David Raffe was a highly influential figure in the field of transitions research. His work carefully delineated how national institutional policies shape transition processes and outcomes. Curriculum structure and organisation were seen as key features of these transition systems, his work tracing the relative impact of vocational and academic qualifications across countries and exploring tendencies towards, and away from, unified qualification frameworks. This paper builds upon David’s work by unpacking the influence of curriculum choices in secondary education on young people’s labour market destinations in Ireland and Scotland, two countries which share many similarities in their transition and post-16 education systems but differ in the degree of student subject choice at upper secondary level. Using regression analyses of school leavers’ survey data from both countries, we analysed to what extent subjects studied and grades achieved in secondary school matter for young people’s occupational opportunities. We found that subject choice matters for employment chances and access to higher status positions in Scotland but to only a limited extent in Ireland. Grades matter for employment chances in Ireland while higher grades enhance access to higher quality jobs in both countries.
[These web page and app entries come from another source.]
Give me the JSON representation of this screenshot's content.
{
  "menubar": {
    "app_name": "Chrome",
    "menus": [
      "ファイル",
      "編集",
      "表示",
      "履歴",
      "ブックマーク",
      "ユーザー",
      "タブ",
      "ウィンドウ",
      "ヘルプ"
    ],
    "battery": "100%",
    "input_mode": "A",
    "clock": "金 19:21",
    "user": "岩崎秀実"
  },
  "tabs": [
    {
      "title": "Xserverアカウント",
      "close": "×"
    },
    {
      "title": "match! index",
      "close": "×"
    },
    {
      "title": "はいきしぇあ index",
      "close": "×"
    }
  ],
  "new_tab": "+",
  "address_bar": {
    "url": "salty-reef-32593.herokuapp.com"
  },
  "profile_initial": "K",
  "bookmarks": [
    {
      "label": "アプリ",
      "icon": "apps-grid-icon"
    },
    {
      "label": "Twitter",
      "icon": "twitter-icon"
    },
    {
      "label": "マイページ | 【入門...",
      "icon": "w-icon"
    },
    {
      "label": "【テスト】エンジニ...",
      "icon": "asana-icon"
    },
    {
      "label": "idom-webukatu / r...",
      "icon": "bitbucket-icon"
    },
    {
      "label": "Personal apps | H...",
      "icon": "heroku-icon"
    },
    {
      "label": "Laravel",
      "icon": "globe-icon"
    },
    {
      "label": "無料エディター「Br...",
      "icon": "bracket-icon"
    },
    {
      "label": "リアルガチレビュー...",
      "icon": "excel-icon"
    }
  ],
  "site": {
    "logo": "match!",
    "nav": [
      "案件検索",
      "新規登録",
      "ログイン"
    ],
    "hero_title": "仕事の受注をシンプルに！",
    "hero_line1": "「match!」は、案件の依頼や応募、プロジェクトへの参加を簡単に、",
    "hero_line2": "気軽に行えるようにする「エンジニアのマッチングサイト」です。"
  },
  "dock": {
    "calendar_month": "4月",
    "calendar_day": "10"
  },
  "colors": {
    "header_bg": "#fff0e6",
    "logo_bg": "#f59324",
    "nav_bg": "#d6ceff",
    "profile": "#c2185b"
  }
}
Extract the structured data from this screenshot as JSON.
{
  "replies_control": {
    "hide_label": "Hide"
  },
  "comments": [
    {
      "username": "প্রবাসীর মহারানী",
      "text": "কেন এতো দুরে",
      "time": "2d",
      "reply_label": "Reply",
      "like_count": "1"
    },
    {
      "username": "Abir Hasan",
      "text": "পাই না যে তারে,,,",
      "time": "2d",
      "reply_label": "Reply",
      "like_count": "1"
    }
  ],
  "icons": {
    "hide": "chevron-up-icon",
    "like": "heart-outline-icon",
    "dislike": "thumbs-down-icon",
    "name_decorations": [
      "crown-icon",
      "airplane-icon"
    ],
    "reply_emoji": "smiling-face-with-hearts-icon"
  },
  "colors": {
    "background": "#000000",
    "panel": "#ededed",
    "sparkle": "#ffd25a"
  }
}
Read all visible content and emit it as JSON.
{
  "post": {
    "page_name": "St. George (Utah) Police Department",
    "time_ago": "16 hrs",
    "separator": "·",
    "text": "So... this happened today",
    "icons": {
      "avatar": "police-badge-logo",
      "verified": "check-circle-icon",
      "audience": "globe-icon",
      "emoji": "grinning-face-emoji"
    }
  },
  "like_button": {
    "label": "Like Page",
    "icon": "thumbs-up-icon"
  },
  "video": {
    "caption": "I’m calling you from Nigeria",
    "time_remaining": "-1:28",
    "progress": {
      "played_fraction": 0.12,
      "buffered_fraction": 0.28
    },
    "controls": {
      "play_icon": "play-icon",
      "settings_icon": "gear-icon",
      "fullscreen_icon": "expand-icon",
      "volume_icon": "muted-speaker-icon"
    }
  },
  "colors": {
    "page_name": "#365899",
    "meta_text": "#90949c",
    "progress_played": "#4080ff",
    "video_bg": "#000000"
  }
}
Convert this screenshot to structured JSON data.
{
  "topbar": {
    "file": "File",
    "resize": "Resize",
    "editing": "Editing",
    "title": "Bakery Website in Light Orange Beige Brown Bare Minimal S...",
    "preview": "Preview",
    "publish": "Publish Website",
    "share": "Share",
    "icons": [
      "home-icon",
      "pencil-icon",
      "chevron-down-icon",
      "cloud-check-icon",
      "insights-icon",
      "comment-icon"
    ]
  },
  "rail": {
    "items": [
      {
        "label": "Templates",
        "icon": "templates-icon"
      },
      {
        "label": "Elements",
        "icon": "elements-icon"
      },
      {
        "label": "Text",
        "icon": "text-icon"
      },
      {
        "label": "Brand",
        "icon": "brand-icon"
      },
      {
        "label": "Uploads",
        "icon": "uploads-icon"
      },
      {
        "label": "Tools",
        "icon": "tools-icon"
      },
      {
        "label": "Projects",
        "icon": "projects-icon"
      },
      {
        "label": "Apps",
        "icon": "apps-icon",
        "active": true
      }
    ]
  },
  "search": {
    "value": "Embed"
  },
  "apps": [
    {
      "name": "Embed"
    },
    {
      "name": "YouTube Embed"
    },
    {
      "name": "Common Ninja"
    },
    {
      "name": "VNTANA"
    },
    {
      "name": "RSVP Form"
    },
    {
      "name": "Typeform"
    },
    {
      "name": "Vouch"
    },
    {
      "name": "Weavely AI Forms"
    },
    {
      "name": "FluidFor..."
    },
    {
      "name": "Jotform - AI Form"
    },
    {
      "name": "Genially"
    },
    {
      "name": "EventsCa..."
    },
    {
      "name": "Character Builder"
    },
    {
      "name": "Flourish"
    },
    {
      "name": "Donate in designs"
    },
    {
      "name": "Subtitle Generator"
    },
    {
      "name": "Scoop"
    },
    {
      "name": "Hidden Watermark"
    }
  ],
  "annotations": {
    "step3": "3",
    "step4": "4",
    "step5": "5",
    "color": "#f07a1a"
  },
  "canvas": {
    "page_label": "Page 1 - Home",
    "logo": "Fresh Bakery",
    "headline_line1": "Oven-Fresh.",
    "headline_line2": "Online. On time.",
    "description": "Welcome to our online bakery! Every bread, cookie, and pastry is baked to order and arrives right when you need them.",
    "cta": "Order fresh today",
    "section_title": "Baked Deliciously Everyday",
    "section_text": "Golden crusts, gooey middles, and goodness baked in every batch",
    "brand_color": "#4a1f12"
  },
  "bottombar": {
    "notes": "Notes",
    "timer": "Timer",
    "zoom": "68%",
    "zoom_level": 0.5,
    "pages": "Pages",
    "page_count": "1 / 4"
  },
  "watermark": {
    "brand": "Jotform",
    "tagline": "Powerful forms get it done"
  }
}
The conclusions offer some reflections on David’s most recent work and his legacy.
- school-to-work transitions
- school leavers